That is not to say Mondelez’s crackers business hasn’t been in the news, though. In late July, Mondelez closed a Nabisco cookies and crackers plant in Fair Lawn, NJ. Plans also are in place to shutter a plant in Atlanta. Company officials have said the decision comes as the company focuses its “US biscuit manufacturing footprint to better meet changing consumer needs and growth opportunities.”
Mondelez also has partnered with Sargento Foods Inc. to pair Sargento’s cheese with Mondelez crackers brands in Sargento Balanced Breaks Cheese & Crackers Snacks. The snack packs come in four combinations and include Ritz Mini Crackers, Triscuit Mini Original Crackers, Wheat Thins Mini Original Snacks, and Wheat Thins Mini Sundried Tomato & Basil Flavored Snacks.
And in June, Mondelez set up a consumer-centric supply chain transparency pilot program, the company’s first of its kind in North America, for the Triscuit brand. The program allows consumers to follow the journey of winter wheat from a cooperative of farmers’ fields in the thumb of Michigan to where Triscuits are made.
Things have been going a little better for The Kellogg Co., the nation’s second-largest cracker manufacturer. Dollar sales for the Battle Creek, Mich.-based company totaled $1.66 billion in the crackers category in the 52 weeks ended July 11, according to IRI. However, unit sales in the period were down 2.9% from the same period a year ago.
One brand that has continued to perform well for Kellogg is Cheez-It. Dollar sales for Cheez-It in the 52 weeks ended July 11 totaled $982.21 million, up 4.5% from the same period a year ago. The 4.5% gain represented the sharpest increase among the top 8 cracker brands tracked by IRI in the period.
“(Cheez-It’s) US consumption and share growth has been exceptional over the last several years, and it has continued in the first quarter,” Steven A. Cahillane, chairman, president and chief executive officer of Kellogg, said in a May 6 conference call. “The base product line continues to perform well, helped by effective advertising and sports-related activations as well as new flavors and a reformulation of the Grooves subline. Meanwhile, the Snap’d subline is providing incremental growth enough that we had to add capacity in 2020 in only its second year since launch. And Cheez-It is no longer solely a US brand. We expanded into Canada last year. And during the first quarter, it continued to grow rapidly. And in the first quarter, we brought Cheez-It to Brazil, where it’s off to a very good start. This is more than $1 billion-plus retail sales brand that continues to outpace its category in the US and one we have begun to expand internationally.”

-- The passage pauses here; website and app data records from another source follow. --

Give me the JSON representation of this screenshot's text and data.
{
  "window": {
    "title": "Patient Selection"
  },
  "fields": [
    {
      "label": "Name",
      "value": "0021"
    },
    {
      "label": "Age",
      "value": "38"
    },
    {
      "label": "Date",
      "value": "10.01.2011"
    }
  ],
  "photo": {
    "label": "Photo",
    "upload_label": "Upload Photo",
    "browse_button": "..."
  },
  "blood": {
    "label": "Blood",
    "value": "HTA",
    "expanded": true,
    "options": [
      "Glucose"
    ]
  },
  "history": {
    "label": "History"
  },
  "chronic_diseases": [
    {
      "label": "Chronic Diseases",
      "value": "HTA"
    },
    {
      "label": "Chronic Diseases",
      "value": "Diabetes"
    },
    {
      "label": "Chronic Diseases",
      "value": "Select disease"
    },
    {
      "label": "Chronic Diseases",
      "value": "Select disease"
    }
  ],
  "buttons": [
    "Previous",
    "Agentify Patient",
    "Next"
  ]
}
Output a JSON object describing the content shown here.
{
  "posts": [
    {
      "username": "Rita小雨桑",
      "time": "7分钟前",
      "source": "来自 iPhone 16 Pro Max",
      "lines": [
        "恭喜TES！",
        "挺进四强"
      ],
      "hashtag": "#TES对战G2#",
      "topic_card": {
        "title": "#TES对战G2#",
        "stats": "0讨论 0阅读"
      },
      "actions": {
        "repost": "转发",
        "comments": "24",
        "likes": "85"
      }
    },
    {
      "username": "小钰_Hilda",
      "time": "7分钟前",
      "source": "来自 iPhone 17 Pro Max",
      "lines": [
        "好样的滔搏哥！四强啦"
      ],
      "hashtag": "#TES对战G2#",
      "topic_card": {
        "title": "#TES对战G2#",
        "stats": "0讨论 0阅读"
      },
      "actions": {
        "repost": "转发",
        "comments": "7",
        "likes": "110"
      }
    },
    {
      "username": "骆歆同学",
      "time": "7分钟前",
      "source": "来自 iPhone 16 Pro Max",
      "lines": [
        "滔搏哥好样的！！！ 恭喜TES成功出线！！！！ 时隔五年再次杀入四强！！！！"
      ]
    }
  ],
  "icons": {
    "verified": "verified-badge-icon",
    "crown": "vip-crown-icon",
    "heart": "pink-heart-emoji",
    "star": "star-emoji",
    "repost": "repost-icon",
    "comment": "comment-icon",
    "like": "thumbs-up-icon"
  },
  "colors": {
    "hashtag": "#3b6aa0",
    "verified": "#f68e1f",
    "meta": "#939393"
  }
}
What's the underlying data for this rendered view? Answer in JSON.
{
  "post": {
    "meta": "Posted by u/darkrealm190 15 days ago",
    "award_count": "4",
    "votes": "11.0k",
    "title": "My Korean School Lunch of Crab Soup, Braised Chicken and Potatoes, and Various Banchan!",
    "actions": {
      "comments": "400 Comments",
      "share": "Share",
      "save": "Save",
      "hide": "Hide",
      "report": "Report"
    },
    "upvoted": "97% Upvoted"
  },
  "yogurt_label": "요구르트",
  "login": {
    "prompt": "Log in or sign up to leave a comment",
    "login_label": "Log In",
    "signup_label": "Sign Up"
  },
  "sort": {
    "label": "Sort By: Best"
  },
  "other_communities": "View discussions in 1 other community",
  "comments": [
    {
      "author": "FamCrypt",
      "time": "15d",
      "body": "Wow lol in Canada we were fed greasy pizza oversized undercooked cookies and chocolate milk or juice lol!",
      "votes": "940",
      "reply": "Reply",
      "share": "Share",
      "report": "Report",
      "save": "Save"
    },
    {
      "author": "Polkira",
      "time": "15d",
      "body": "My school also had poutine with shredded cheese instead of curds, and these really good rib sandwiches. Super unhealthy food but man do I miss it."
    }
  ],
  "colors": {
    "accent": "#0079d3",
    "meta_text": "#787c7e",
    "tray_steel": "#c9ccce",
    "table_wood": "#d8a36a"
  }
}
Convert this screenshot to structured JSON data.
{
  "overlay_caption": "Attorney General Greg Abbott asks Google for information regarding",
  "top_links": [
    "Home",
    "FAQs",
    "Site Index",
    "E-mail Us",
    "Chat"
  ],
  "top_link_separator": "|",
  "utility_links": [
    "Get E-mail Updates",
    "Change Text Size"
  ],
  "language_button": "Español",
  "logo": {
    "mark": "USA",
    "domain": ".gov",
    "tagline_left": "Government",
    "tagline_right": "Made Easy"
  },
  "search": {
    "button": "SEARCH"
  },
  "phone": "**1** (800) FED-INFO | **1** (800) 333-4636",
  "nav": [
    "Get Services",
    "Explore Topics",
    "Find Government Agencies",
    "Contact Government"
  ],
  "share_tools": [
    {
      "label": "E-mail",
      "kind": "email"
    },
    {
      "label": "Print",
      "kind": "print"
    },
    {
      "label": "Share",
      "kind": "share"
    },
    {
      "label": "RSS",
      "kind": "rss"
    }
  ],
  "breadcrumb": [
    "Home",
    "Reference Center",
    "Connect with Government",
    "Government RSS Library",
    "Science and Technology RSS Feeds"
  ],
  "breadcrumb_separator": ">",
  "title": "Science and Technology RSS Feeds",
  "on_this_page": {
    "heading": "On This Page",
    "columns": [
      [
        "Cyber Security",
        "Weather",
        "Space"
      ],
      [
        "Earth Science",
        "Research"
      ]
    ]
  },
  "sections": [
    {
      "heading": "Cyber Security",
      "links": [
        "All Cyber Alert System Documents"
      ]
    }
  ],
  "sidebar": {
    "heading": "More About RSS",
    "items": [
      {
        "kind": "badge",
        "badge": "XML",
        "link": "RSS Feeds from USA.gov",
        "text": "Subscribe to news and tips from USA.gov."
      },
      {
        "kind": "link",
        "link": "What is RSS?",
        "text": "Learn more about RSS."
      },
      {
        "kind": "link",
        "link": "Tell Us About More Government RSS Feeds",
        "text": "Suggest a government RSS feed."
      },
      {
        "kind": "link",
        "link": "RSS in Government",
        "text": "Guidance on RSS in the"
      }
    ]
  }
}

At Campbell Soup Co., the Camden, NJ-based company continues to look for ways to innovate its Pepperidge Farm crackers business. Cracker dollar sales at Pepperidge Farm totaled $1.01 billion in the 52 weeks ended July 11, up 2.5% from the same period a year ago. The company’s base Goldfish cracker business, which is the second-largest brand according to IRI, sustained a 1.1% decline in dollar sales in the 52-week period despite a 1.5% increase in unit sales. Goldfish Colors also saw dollar sales ease in the period, falling 2.9% to $113.49 million. Flavor Blasted Goldfish, meanwhile, experienced a 10.2% surge in dollar sales, catapulting the variety into the top 10 cracker brands with sales of $203.69 million, according to IRI.
Pepperidge Farm has made attracting adults a priority with two recent innovations in the Goldfish brand. First, the company launched the Goldfish #GoForTheHandful Challenge on TikTok, a new initiative designed to attract older consumers to the cracker brand. That was followed by the launch of Goldfish Frank’s RedHot crackers, which feature the classic hot sauce as well as notes of vinegar for acidity and a blend of aged cayenne peppers.